Instructions for the task → Exact repetition, pictures omitted: give every record below again.

Materials provided →
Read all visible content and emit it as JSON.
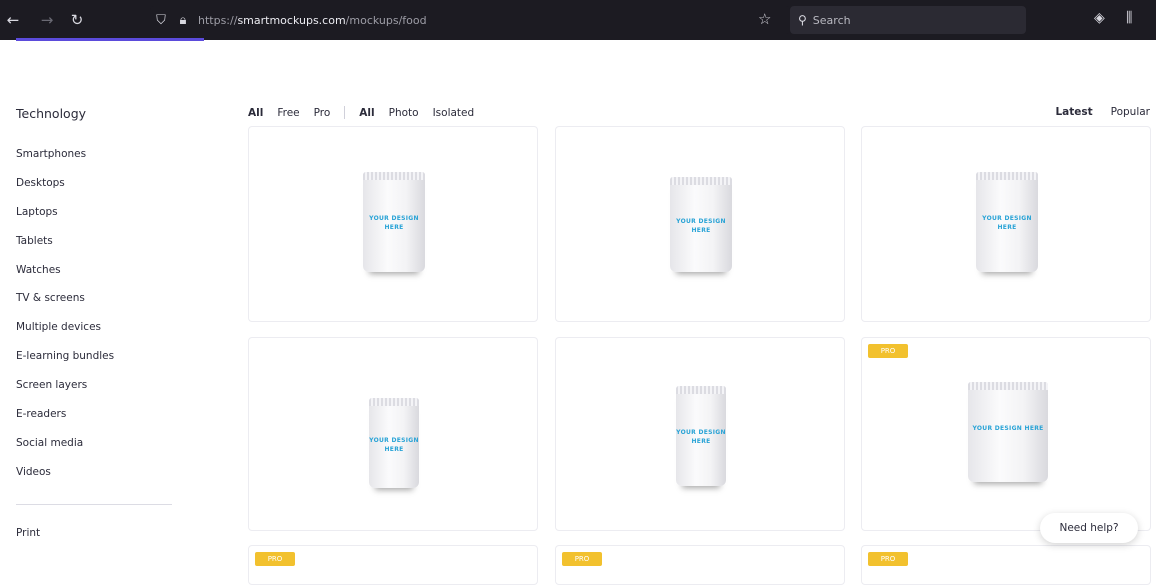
{
  "browser": {
    "url_prefix": "https://",
    "url_domain": "smartmockups.com",
    "url_path": "/mockups/food",
    "search_placeholder": "Search"
  },
  "sidebar": {
    "heading": "Technology",
    "items": [
      {
        "label": "Smartphones"
      },
      {
        "label": "Desktops"
      },
      {
        "label": "Laptops"
      },
      {
        "label": "Tablets"
      },
      {
        "label": "Watches"
      },
      {
        "label": "TV & screens"
      },
      {
        "label": "Multiple devices"
      },
      {
        "label": "E-learning bundles"
      },
      {
        "label": "Screen layers"
      },
      {
        "label": "E-readers"
      },
      {
        "label": "Social media"
      },
      {
        "label": "Videos"
      }
    ],
    "print_label": "Print"
  },
  "filters": {
    "pricing": [
      {
        "label": "All",
        "active": true
      },
      {
        "label": "Free",
        "active": false
      },
      {
        "label": "Pro",
        "active": false
      }
    ],
    "type": [
      {
        "label": "All",
        "active": true
      },
      {
        "label": "Photo",
        "active": false
      },
      {
        "label": "Isolated",
        "active": false
      }
    ]
  },
  "sort": [
    {
      "label": "Latest",
      "active": true
    },
    {
      "label": "Popular",
      "active": false
    }
  ],
  "mockups": [
    {
      "label": "YOUR DESIGN HERE",
      "pro": false
    },
    {
      "label": "YOUR DESIGN HERE",
      "pro": false
    },
    {
      "label": "YOUR DESIGN HERE",
      "pro": false
    },
    {
      "label": "YOUR DESIGN HERE",
      "pro": false
    },
    {
      "label": "YOUR DESIGN HERE",
      "pro": false
    },
    {
      "label": "YOUR DESIGN HERE",
      "pro": true
    },
    {
      "label": "",
      "pro": true
    },
    {
      "label": "",
      "pro": true
    },
    {
      "label": "",
      "pro": true
    }
  ],
  "badge_label": "PRO",
  "help_label": "Need help?",
  "colors": {
    "accent": "#5b4bdb",
    "pro_badge": "#f2c12e",
    "design_text": "#29a3d6"
  }
}
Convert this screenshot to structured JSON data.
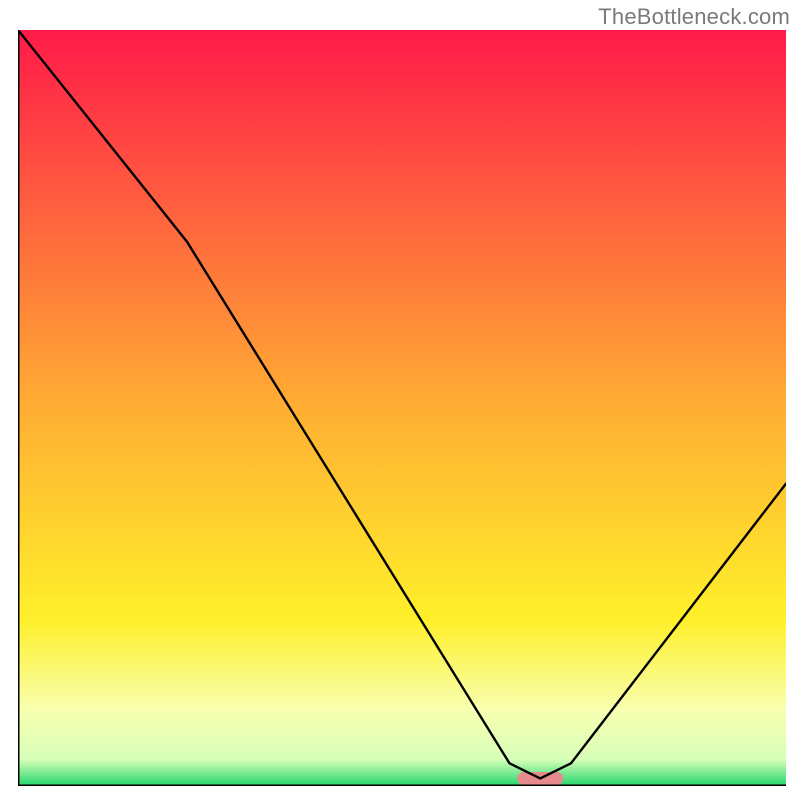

Exercise result →
Read all visible content and emit it as JSON.
{
  "browser": {
    "url_prefix": "https://",
    "url_domain": "smartmockups.com",
    "url_path": "/mockups/food",
    "search_placeholder": "Search"
  },
  "sidebar": {
    "heading": "Technology",
    "items": [
      {
        "label": "Smartphones"
      },
      {
        "label": "Desktops"
      },
      {
        "label": "Laptops"
      },
      {
        "label": "Tablets"
      },
      {
        "label": "Watches"
      },
      {
        "label": "TV & screens"
      },
      {
        "label": "Multiple devices"
      },
      {
        "label": "E-learning bundles"
      },
      {
        "label": "Screen layers"
      },
      {
        "label": "E-readers"
      },
      {
        "label": "Social media"
      },
      {
        "label": "Videos"
      }
    ],
    "print_label": "Print"
  },
  "filters": {
    "pricing": [
      {
        "label": "All",
        "active": true
      },
      {
        "label": "Free",
        "active": false
      },
      {
        "label": "Pro",
        "active": false
      }
    ],
    "type": [
      {
        "label": "All",
        "active": true
      },
      {
        "label": "Photo",
        "active": false
      },
      {
        "label": "Isolated",
        "active": false
      }
    ]
  },
  "sort": [
    {
      "label": "Latest",
      "active": true
    },
    {
      "label": "Popular",
      "active": false
    }
  ],
  "mockups": [
    {
      "label": "YOUR DESIGN HERE",
      "pro": false
    },
    {
      "label": "YOUR DESIGN HERE",
      "pro": false
    },
    {
      "label": "YOUR DESIGN HERE",
      "pro": false
    },
    {
      "label": "YOUR DESIGN HERE",
      "pro": false
    },
    {
      "label": "YOUR DESIGN HERE",
      "pro": false
    },
    {
      "label": "YOUR DESIGN HERE",
      "pro": true
    },
    {
      "label": "",
      "pro": true
    },
    {
      "label": "",
      "pro": true
    },
    {
      "label": "",
      "pro": true
    }
  ],
  "badge_label": "PRO",
  "help_label": "Need help?",
  "colors": {
    "accent": "#5b4bdb",
    "pro_badge": "#f2c12e",
    "design_text": "#29a3d6"
  }
}
Convert this screenshot to structured JSON data.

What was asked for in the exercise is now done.